◆ **AIM OF THE EXERCISE**:
Each line below needs to be duplicated without alteration.

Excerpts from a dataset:
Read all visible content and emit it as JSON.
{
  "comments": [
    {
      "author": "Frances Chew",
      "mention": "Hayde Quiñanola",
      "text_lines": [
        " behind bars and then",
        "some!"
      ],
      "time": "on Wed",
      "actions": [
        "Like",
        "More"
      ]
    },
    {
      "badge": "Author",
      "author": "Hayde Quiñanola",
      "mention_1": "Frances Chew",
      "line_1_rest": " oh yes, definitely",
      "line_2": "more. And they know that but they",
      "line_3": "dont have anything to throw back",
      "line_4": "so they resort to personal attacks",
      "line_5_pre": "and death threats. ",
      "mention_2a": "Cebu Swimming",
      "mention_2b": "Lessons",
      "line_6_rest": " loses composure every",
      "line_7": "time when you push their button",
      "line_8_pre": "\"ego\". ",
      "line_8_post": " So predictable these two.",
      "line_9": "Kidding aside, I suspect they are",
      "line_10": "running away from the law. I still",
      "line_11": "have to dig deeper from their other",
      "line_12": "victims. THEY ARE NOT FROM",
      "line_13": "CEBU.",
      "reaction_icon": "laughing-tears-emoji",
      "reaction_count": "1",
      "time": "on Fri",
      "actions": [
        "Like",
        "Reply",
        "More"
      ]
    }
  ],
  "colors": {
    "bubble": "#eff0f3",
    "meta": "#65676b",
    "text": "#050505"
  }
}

◆ **RESULT OF THIS EXERCISE**:
Read all visible content and emit it as JSON.
{
  "comments": [
    {
      "author": "Frances Chew",
      "mention": "Hayde Quiñanola",
      "text_lines": [
        " behind bars and then",
        "some!"
      ],
      "time": "on Wed",
      "actions": [
        "Like",
        "More"
      ]
    },
    {
      "badge": "Author",
      "author": "Hayde Quiñanola",
      "mention_1": "Frances Chew",
      "line_1_rest": " oh yes, definitely",
      "line_2": "more. And they know that but they",
      "line_3": "dont have anything to throw back",
      "line_4": "so they resort to personal attacks",
      "line_5_pre": "and death threats. ",
      "mention_2a": "Cebu Swimming",
      "mention_2b": "Lessons",
      "line_6_rest": " loses composure every",
      "line_7": "time when you push their button",
      "line_8_pre": "\"ego\". ",
      "line_8_post": " So predictable these two.",
      "line_9": "Kidding aside, I suspect they are",
      "line_10": "running away from the law. I still",
      "line_11": "have to dig deeper from their other",
      "line_12": "victims. THEY ARE NOT FROM",
      "line_13": "CEBU.",
      "reaction_icon": "laughing-tears-emoji",
      "reaction_count": "1",
      "time": "on Fri",
      "actions": [
        "Like",
        "Reply",
        "More"
      ]
    }
  ],
  "colors": {
    "bubble": "#eff0f3",
    "meta": "#65676b",
    "text": "#050505"
  }
}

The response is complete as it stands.